What Does Tensile Elongation Mean?
Tensile elongation is the stretching that a material undergoes as it is pulled in tension. Tensile elongation is a measure of both elastic deformation and plastic deformation, and is commonly expressed as a percentage. It is used in conjunction with stress and strain values to help determine the mechanical properties of a material when performing a tensile test.
Corrosionpedia Explains Tensile Elongation
Tensile elongation is expressed as a percentage of the new material length in terms of the original material length. Typically, marks are made on a material prior to testing. These marks are then measured again after testing is completed to determine the amount of tensile elongation that occurred. There are also special gauges that can measure elongation as the testing is happening.
Tensile elongation is a sum of both elastic deformation and plastic deformation. Elastic deformation is stretching that occurs on the atomic bond level. A material will return to its original size if the yield stress is not reached. Plastic deformation occurs after the yield stress is reached. This type of deformation is permanent; the material will not return to its original size following plastic deformation.

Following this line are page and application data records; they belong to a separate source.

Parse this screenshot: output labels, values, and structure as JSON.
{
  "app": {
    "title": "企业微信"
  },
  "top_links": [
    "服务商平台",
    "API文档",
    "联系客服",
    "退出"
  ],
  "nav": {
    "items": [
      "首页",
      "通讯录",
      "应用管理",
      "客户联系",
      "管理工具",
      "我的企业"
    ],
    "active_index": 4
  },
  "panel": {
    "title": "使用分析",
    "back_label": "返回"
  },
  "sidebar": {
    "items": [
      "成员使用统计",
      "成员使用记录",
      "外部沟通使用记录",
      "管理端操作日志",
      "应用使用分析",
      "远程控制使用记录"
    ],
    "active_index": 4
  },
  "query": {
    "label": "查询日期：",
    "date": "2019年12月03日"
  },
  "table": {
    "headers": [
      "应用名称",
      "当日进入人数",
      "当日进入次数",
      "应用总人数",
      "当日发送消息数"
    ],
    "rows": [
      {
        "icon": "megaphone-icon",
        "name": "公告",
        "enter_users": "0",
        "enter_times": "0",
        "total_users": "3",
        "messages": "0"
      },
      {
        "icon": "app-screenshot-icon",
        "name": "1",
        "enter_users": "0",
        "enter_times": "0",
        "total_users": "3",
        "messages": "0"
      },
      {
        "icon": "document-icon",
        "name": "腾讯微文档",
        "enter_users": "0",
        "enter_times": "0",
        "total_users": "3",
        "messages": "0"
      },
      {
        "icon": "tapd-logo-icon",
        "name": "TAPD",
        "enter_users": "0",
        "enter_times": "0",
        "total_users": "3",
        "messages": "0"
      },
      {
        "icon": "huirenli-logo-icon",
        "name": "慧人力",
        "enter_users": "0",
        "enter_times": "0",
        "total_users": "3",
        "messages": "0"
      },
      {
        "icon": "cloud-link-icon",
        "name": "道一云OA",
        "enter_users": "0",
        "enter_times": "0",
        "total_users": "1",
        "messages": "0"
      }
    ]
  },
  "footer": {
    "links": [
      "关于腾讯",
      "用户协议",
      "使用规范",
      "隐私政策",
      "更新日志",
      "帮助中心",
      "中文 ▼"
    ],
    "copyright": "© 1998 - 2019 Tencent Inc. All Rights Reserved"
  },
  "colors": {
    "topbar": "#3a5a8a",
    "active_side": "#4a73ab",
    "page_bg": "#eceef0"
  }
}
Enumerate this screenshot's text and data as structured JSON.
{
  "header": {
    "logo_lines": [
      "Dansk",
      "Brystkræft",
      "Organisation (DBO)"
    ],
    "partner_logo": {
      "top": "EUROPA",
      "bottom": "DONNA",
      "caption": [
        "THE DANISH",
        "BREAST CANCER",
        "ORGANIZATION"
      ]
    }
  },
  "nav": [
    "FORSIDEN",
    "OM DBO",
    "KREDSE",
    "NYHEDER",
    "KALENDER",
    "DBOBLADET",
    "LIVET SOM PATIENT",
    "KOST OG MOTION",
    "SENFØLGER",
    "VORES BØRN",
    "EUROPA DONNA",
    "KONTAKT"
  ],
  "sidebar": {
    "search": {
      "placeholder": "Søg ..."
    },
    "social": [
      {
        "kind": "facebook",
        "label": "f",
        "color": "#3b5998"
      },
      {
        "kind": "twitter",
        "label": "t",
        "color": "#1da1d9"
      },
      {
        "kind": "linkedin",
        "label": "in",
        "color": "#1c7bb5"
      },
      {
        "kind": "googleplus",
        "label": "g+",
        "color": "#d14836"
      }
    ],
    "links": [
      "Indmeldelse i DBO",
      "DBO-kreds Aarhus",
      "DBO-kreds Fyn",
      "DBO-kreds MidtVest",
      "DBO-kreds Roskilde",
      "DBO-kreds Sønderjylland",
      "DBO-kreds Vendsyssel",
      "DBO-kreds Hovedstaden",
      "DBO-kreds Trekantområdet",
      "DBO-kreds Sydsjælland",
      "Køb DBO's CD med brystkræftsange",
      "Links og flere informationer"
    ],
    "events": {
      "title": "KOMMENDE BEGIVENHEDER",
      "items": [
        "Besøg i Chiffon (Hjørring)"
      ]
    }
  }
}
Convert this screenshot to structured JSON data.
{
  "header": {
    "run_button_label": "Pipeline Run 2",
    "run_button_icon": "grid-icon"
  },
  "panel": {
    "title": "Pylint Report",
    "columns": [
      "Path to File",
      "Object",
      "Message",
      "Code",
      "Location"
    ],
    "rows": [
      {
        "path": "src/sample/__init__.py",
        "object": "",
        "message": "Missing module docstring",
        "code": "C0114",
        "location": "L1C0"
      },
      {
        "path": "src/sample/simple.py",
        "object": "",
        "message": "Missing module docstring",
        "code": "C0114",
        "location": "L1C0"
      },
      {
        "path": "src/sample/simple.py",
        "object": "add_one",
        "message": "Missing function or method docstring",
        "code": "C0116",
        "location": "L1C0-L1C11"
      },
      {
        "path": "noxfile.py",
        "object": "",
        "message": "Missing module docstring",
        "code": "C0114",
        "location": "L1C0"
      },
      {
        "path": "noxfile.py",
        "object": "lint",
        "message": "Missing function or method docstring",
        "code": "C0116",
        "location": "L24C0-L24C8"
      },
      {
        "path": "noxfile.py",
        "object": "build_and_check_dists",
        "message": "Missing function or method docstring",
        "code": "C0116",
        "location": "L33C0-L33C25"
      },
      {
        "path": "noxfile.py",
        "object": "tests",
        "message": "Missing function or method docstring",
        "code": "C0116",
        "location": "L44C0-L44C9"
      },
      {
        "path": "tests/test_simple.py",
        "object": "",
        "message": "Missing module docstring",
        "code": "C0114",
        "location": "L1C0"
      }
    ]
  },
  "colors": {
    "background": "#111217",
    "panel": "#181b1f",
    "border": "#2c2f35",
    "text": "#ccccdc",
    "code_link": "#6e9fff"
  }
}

Tensile elongation is used to establish what the mechanical properties of a material are. A high tensile elongation is indicative of a soft, ductile material. If tensile elongation is nearly zero then the material is most likely hard and extremely brittle. Care must be taken to ensure that the velocity of the tensile testing is not too great. A high-tension force velocity could skew the tensile elongation results.